You are asked to write out the entries exactly as they are given.

::::::

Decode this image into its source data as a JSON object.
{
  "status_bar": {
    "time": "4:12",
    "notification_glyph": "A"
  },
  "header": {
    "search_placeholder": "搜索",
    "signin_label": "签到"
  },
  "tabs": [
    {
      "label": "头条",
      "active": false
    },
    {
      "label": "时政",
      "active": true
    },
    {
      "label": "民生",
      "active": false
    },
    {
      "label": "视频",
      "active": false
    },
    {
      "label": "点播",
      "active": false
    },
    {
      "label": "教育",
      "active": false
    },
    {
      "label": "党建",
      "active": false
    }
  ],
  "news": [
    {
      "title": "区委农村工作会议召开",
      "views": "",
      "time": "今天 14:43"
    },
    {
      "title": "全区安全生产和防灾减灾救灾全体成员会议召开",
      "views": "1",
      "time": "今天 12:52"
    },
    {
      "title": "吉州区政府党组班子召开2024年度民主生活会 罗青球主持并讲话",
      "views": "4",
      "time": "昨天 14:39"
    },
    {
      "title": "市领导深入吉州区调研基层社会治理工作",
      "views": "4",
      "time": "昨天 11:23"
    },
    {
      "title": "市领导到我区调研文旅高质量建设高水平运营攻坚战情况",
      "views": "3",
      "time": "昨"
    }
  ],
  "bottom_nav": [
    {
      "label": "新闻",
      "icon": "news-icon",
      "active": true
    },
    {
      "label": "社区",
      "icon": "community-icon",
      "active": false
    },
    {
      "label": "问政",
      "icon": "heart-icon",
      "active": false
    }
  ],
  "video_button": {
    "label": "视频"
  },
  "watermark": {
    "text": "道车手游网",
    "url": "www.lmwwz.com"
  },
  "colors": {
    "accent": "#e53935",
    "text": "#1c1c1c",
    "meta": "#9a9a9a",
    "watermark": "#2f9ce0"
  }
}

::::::

Finished task:
Decode this image into its source data as a JSON object.
{
  "status_bar": {
    "time": "4:12",
    "notification_glyph": "A"
  },
  "header": {
    "search_placeholder": "搜索",
    "signin_label": "签到"
  },
  "tabs": [
    {
      "label": "头条",
      "active": false
    },
    {
      "label": "时政",
      "active": true
    },
    {
      "label": "民生",
      "active": false
    },
    {
      "label": "视频",
      "active": false
    },
    {
      "label": "点播",
      "active": false
    },
    {
      "label": "教育",
      "active": false
    },
    {
      "label": "党建",
      "active": false
    }
  ],
  "news": [
    {
      "title": "区委农村工作会议召开",
      "views": "",
      "time": "今天 14:43"
    },
    {
      "title": "全区安全生产和防灾减灾救灾全体成员会议召开",
      "views": "1",
      "time": "今天 12:52"
    },
    {
      "title": "吉州区政府党组班子召开2024年度民主生活会 罗青球主持并讲话",
      "views": "4",
      "time": "昨天 14:39"
    },
    {
      "title": "市领导深入吉州区调研基层社会治理工作",
      "views": "4",
      "time": "昨天 11:23"
    },
    {
      "title": "市领导到我区调研文旅高质量建设高水平运营攻坚战情况",
      "views": "3",
      "time": "昨"
    }
  ],
  "bottom_nav": [
    {
      "label": "新闻",
      "icon": "news-icon",
      "active": true
    },
    {
      "label": "社区",
      "icon": "community-icon",
      "active": false
    },
    {
      "label": "问政",
      "icon": "heart-icon",
      "active": false
    }
  ],
  "video_button": {
    "label": "视频"
  },
  "watermark": {
    "text": "道车手游网",
    "url": "www.lmwwz.com"
  },
  "colors": {
    "accent": "#e53935",
    "text": "#1c1c1c",
    "meta": "#9a9a9a",
    "watermark": "#2f9ce0"
  }
}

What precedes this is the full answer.